Serious question, not a troll. Javascript and Kotlin are two very different languages but it's always interesting to take a look at what other developer communities are doing.

If you know both languages, are there any particular aspects that you find Typescript does better than Kotlin?

Or if you are a front-end developer and don't know Kotlin, what are the parts of Javascript/Typescript where you find that the language is at best, concise, safe and eloquent?

The inspiration for this question comes from my last post, I wrote about a nice pattern I found for extracting constants in Kotlin

with(ConfigObject) {
    println("Language $KOTLIN is sparking $JOY")

And I was blown away by a comment from KIP who reminded my that almost the same exact thing was possible in Javascript

with(ConfigObject) {
Language ${TYPESCRIPT} is sparking ${JOY}

Kotlin is a very nice language, but also a relatively new one and there are still new useful patterns to discover. So I wondered: could I not accelerate this process by taking inspiration from Javascript's good parts?

I looked at the code produced by colleagues from the front-end, and one thing I like is object destructuring

const {id, firstName, lastName} = person

Kotlin also has object destructuring

val (id, firstName, lastName) = person

But in my experience, it's not used very much. One problem is that it is position-based. The code above may we working right now, but if someone changes the order of the properties in the Person class, the code will fail. Typescript named-based approach is clearly better. Having realized that, I discovered a proposal to implement the same solution in Kotlin

Good solution in the long term. But in the long term, we are all dead!

Can I somehow find a pattern that works now to implement something like what Typescript does? As it turns out: YES

Here I used again with to transform what I need from my object into something I can easily destructure.

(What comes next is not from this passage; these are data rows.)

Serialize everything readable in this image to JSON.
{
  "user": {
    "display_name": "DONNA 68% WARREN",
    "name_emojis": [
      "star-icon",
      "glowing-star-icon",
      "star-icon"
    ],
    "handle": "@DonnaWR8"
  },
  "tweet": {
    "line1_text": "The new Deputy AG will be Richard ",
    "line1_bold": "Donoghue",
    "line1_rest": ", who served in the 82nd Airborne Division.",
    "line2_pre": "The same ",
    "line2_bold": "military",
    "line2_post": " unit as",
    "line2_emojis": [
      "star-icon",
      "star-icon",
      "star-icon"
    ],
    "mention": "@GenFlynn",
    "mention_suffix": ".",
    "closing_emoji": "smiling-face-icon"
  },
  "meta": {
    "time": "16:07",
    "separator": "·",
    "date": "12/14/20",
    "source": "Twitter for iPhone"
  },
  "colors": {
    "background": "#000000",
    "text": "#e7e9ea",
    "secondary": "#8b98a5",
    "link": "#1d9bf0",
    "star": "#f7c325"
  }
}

It's much more general than what Kotlin offers by default, which works only for "the properties of a data class or a Tuple".

This post is also available on DEV.